WORK REQUIRED. An exact copy of the entries below is needed, with every picture left out.

** DATASET follows **

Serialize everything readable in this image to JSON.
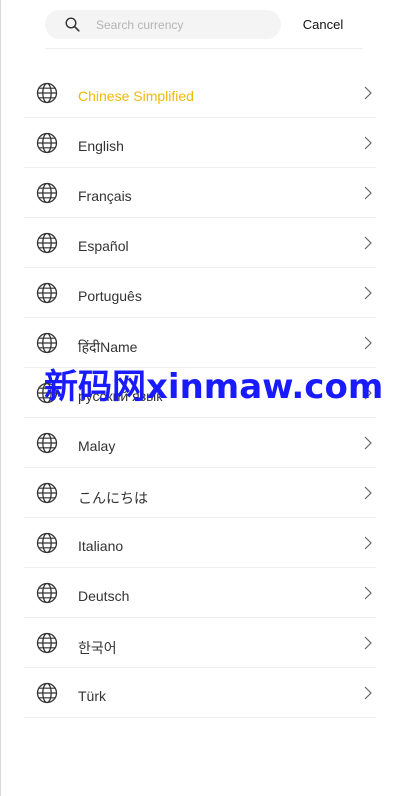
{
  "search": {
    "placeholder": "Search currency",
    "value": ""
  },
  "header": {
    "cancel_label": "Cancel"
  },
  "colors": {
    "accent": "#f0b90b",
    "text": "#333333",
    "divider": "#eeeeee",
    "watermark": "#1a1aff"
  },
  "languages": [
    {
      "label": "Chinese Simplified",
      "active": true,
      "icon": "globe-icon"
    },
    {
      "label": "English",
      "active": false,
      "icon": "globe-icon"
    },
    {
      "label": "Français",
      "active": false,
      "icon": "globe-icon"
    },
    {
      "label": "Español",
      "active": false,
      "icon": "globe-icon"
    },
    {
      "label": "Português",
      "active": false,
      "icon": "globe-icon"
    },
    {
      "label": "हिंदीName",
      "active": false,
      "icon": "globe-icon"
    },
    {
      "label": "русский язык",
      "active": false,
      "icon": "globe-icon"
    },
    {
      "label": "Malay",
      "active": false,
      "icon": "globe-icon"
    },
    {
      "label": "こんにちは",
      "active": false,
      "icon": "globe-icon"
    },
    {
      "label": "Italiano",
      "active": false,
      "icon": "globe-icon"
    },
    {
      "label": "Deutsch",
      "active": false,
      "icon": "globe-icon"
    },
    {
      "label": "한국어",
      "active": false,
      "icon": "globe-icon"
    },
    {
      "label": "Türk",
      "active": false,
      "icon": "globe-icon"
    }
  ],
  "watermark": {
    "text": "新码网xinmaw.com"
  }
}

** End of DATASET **

REPLY TO THE TASK.
Serialize everything readable in this image to JSON.
{
  "search": {
    "placeholder": "Search currency",
    "value": ""
  },
  "header": {
    "cancel_label": "Cancel"
  },
  "colors": {
    "accent": "#f0b90b",
    "text": "#333333",
    "divider": "#eeeeee",
    "watermark": "#1a1aff"
  },
  "languages": [
    {
      "label": "Chinese Simplified",
      "active": true,
      "icon": "globe-icon"
    },
    {
      "label": "English",
      "active": false,
      "icon": "globe-icon"
    },
    {
      "label": "Français",
      "active": false,
      "icon": "globe-icon"
    },
    {
      "label": "Español",
      "active": false,
      "icon": "globe-icon"
    },
    {
      "label": "Português",
      "active": false,
      "icon": "globe-icon"
    },
    {
      "label": "हिंदीName",
      "active": false,
      "icon": "globe-icon"
    },
    {
      "label": "русский язык",
      "active": false,
      "icon": "globe-icon"
    },
    {
      "label": "Malay",
      "active": false,
      "icon": "globe-icon"
    },
    {
      "label": "こんにちは",
      "active": false,
      "icon": "globe-icon"
    },
    {
      "label": "Italiano",
      "active": false,
      "icon": "globe-icon"
    },
    {
      "label": "Deutsch",
      "active": false,
      "icon": "globe-icon"
    },
    {
      "label": "한국어",
      "active": false,
      "icon": "globe-icon"
    },
    {
      "label": "Türk",
      "active": false,
      "icon": "globe-icon"
    }
  ],
  "watermark": {
    "text": "新码网xinmaw.com"
  }
}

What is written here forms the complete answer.